TASK TO COMPLETE: Repeat the full listing that follows, word for word.

EXTRACTED INFORMATION:
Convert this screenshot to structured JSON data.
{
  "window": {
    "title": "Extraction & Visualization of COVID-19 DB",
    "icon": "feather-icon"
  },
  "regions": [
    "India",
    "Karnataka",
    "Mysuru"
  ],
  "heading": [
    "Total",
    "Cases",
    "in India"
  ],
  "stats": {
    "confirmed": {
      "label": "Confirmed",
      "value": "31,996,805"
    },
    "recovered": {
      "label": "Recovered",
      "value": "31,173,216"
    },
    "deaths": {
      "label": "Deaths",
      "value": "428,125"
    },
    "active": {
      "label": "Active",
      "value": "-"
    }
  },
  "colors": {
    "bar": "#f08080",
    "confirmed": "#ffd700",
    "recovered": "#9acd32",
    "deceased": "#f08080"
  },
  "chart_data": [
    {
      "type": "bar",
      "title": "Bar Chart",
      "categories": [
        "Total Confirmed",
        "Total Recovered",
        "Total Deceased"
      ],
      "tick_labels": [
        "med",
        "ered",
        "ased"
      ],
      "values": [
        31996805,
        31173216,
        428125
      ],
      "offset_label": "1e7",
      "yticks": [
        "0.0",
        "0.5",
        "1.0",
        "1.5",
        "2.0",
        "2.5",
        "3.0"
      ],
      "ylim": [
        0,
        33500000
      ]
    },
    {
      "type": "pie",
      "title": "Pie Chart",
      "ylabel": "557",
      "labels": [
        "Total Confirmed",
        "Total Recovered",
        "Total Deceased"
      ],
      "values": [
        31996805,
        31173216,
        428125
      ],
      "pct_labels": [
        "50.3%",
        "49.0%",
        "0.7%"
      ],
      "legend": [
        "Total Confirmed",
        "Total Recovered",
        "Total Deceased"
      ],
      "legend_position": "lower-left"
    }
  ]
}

ANSWER TO THIS TASK:
Convert this screenshot to structured JSON data.
{
  "window": {
    "title": "Extraction & Visualization of COVID-19 DB",
    "icon": "feather-icon"
  },
  "regions": [
    "India",
    "Karnataka",
    "Mysuru"
  ],
  "heading": [
    "Total",
    "Cases",
    "in India"
  ],
  "stats": {
    "confirmed": {
      "label": "Confirmed",
      "value": "31,996,805"
    },
    "recovered": {
      "label": "Recovered",
      "value": "31,173,216"
    },
    "deaths": {
      "label": "Deaths",
      "value": "428,125"
    },
    "active": {
      "label": "Active",
      "value": "-"
    }
  },
  "colors": {
    "bar": "#f08080",
    "confirmed": "#ffd700",
    "recovered": "#9acd32",
    "deceased": "#f08080"
  },
  "chart_data": [
    {
      "type": "bar",
      "title": "Bar Chart",
      "categories": [
        "Total Confirmed",
        "Total Recovered",
        "Total Deceased"
      ],
      "tick_labels": [
        "med",
        "ered",
        "ased"
      ],
      "values": [
        31996805,
        31173216,
        428125
      ],
      "offset_label": "1e7",
      "yticks": [
        "0.0",
        "0.5",
        "1.0",
        "1.5",
        "2.0",
        "2.5",
        "3.0"
      ],
      "ylim": [
        0,
        33500000
      ]
    },
    {
      "type": "pie",
      "title": "Pie Chart",
      "ylabel": "557",
      "labels": [
        "Total Confirmed",
        "Total Recovered",
        "Total Deceased"
      ],
      "values": [
        31996805,
        31173216,
        428125
      ],
      "pct_labels": [
        "50.3%",
        "49.0%",
        "0.7%"
      ],
      "legend": [
        "Total Confirmed",
        "Total Recovered",
        "Total Deceased"
      ],
      "legend_position": "lower-left"
    }
  ]
}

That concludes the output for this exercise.